When you have allergies, it can seem like everything is out to get you because everywhere you go, you encounter something that makes your eyes red and your nose runny. Everyone’s allergies and triggers are different, but common irritants include pollen, dust mites, pet dander, and mold. What you may not realize, however, is that alcohol can be a major trigger for allergies and well-meaning your after-work tipple might be a not-so-happy hour after all.

Alcohol Allergy vs Allergy Intolerance

It’s common for people to use the words “intolerance” and “allergy” interchangeably, but they are two separate conditions.

Alcohol intolerance is a metabolic and genetic problem with the digestive system, preventing you from processing alcohol normally. Symptoms of alcohol intolerance are nausea and flushing of the skin on the face, neck, and chest.  

An alcohol allergy, like other types of allergies, is an immune system response. When you have an allergy, it’s due to your immune system viewing non-harmful substances as a danger. The symptoms you experience are how your body fights off the perceived threat. Symptoms of an alcohol allergy include nausea, rashes, itchiness, swelling, and abdominal pain.

An actual allergy to alcohol is rare. What you most likely have is a flare-up caused by exposure to specific substances in the alcohol.

How Alcohol Affects Symptoms

Depending on what is in your glass, you may be ingesting substances like histamines, gluten, sulfites, grains, and yeast. Any or all of these could cause a flare-up of allergies and allergy symptoms.

One of the biggest culprits is sulfites, a preservative found in many food and drinks including wine. Sulfites have been used for centuries in wine to help release the best parts of the grapes, prevent oxidation,  and protect the wine’s color, taste, and fermentation process. If you have a sensitivity to sulfites, you’ll start to notice symptoms within 10-15 minutes of having a drink.

In addition to sulfites, many alcoholic beverages contain histamines. Histamines are a substance naturally produced by your body but can be found in foods and drinks like cheese, wine, fish, and fermented foods.

Allergy symptoms that alcohol worsens include:

  • Nasal congestion
  • Sneezing
  • Rashes or hives
  • Facial flushing
  • Coughing
  • Asthma
  • Headaches  

What Should You Drink Instead?

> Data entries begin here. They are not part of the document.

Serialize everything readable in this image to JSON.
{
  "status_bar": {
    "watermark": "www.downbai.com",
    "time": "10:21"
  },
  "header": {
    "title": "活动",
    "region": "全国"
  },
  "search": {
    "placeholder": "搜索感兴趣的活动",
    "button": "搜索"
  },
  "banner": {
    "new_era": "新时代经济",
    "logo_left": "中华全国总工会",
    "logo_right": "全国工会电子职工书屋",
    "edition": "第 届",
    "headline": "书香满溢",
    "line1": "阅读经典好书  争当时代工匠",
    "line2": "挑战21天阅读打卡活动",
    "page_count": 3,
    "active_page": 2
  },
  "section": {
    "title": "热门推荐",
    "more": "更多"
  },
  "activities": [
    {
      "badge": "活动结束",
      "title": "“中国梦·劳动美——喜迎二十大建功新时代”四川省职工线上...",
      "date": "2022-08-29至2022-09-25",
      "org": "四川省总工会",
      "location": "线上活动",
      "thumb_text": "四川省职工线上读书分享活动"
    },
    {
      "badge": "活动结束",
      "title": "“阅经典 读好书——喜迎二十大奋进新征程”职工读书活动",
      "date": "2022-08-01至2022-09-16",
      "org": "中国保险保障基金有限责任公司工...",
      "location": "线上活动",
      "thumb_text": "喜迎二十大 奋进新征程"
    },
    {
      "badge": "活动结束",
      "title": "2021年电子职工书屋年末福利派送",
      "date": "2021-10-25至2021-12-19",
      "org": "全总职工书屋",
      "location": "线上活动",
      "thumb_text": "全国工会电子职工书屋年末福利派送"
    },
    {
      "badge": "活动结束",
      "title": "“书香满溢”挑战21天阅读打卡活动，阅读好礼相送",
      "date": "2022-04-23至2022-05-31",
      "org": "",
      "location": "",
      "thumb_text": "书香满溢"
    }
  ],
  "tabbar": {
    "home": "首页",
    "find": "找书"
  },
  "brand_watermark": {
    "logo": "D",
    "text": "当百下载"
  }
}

If you don’t want to give up having a drink, there are some beverages you should opt for to prevent a flare-up of any allergy symptoms. It isn’t possible to find drinks that are histamine free, but there are some with lower levels of histamines. Choose clear liquids as much as possible because beer, ciders, and dark liquids contain a lot of sulfites and histamines. Examples of clear liquids are unflavoured vodka, gin, and tequila. You should also opt for organic, natural, and sulfite-free wine.

Allergy Medications

Most allergy sufferers use allergy medications to help prevent and manage their symptoms. Depending on the type of reaction you have and how severe it is, you may use tablets, nasal sprays, or injectable medication. Whatever you take for your allergies, Pharmacy Planet has it available for purchase online with swift and safe delivery.

Visit our website today to buy allergy treatments like Epipen Auto-Injector and Rhinocort Nasal Spray online in the UK from Pharmacy Planet.